Segment Start: Records for this exercise

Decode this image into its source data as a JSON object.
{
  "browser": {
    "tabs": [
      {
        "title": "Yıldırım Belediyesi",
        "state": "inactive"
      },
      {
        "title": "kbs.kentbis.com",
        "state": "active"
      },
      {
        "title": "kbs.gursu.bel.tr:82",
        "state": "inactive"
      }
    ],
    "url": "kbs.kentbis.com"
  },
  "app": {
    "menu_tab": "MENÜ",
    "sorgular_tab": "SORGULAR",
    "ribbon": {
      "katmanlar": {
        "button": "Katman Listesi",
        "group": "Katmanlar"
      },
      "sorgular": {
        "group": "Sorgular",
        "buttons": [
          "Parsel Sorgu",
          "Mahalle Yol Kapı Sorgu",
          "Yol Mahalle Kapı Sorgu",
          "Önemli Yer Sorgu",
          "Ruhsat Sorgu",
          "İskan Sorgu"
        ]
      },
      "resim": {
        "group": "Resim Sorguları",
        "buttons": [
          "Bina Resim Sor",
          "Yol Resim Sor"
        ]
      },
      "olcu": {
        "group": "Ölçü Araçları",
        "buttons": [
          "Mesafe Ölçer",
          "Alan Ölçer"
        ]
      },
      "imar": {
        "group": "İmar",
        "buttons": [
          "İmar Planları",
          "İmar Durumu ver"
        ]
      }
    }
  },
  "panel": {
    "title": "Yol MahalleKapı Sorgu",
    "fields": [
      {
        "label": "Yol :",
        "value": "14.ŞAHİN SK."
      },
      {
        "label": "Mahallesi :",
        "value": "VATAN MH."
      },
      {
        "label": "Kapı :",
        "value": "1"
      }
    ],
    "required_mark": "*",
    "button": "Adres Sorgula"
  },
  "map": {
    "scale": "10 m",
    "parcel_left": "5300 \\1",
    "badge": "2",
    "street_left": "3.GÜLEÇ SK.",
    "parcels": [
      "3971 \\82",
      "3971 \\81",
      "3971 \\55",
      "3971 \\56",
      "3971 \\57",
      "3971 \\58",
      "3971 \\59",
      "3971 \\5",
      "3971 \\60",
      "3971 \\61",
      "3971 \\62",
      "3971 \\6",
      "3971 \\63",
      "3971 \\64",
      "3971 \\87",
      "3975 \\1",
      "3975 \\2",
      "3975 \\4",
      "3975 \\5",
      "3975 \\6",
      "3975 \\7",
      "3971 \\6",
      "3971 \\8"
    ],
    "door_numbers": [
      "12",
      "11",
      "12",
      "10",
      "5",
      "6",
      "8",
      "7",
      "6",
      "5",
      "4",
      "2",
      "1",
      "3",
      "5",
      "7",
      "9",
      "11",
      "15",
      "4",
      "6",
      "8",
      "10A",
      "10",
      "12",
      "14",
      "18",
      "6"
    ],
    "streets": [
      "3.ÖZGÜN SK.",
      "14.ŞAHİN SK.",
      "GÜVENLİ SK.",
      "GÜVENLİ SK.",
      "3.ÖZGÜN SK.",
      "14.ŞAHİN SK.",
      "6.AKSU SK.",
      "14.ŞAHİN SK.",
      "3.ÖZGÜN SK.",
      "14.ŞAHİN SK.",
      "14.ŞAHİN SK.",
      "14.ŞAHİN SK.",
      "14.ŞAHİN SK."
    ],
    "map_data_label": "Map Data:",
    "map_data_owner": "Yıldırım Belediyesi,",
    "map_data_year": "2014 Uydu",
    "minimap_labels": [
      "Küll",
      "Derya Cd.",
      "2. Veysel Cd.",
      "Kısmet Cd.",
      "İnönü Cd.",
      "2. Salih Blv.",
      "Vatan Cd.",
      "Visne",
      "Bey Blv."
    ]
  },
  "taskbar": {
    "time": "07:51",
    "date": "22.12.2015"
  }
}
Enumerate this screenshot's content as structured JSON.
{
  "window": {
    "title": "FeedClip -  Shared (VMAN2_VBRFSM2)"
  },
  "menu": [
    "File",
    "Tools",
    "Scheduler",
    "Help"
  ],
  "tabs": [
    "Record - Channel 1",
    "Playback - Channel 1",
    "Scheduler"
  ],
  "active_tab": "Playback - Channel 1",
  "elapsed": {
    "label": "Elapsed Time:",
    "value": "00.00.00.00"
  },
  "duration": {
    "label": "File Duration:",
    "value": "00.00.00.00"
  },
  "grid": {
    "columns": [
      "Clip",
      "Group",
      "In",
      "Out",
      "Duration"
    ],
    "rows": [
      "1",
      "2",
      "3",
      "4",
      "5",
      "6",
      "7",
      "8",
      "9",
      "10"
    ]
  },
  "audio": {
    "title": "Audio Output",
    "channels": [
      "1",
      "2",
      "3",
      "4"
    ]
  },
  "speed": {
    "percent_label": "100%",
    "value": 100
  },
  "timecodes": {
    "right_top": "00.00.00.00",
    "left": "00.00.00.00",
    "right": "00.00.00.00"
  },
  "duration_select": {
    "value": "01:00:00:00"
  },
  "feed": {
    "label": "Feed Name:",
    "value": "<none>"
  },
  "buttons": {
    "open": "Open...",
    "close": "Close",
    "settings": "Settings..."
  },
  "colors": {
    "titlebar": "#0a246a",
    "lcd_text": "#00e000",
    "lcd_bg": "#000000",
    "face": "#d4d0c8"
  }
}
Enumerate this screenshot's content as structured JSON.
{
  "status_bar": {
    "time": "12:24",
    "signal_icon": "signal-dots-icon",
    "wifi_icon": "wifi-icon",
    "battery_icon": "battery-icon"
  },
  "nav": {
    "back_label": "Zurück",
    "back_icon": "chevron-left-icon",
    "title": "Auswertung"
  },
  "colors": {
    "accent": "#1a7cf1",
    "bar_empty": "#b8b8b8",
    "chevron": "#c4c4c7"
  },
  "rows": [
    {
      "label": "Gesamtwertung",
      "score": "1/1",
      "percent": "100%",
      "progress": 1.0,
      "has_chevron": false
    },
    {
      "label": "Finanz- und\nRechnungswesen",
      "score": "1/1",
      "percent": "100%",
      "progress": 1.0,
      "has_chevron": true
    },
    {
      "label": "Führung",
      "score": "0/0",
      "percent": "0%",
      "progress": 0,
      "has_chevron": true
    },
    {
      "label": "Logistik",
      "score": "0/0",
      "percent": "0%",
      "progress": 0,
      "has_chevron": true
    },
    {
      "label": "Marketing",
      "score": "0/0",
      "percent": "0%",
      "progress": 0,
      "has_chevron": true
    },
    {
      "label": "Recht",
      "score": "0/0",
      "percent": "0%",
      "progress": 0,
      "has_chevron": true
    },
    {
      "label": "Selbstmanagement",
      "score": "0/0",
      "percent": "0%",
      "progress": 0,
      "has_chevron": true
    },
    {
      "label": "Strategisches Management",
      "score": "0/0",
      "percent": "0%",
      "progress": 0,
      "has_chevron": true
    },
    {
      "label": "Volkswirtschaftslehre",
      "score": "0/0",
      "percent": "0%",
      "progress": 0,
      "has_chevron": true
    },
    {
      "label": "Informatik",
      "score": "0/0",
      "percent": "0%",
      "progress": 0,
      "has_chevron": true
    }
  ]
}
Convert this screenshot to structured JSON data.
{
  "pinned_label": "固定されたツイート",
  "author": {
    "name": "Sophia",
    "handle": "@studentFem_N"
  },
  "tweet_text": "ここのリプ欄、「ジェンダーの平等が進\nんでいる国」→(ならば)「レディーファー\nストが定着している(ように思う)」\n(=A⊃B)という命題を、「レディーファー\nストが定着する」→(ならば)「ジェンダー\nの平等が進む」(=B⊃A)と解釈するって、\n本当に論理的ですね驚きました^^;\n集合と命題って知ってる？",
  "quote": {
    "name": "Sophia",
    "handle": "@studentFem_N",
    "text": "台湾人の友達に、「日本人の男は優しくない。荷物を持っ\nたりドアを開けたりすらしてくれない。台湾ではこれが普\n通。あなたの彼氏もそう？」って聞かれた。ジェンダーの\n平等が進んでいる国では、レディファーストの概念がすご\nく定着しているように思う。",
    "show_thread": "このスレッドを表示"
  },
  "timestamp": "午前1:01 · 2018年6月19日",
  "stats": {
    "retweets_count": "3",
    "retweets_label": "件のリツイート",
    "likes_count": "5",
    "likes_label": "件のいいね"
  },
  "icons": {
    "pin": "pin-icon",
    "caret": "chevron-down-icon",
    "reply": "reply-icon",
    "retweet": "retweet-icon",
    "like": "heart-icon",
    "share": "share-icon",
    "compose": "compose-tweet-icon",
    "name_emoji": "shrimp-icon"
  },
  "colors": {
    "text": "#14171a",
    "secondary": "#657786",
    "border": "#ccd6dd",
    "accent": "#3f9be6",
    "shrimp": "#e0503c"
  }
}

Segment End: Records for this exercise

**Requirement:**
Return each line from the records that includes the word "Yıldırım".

**Answer to the exercise:**
        "title": "Yıldırım Belediyesi",
    "map_data_owner": "Yıldırım Belediyesi,",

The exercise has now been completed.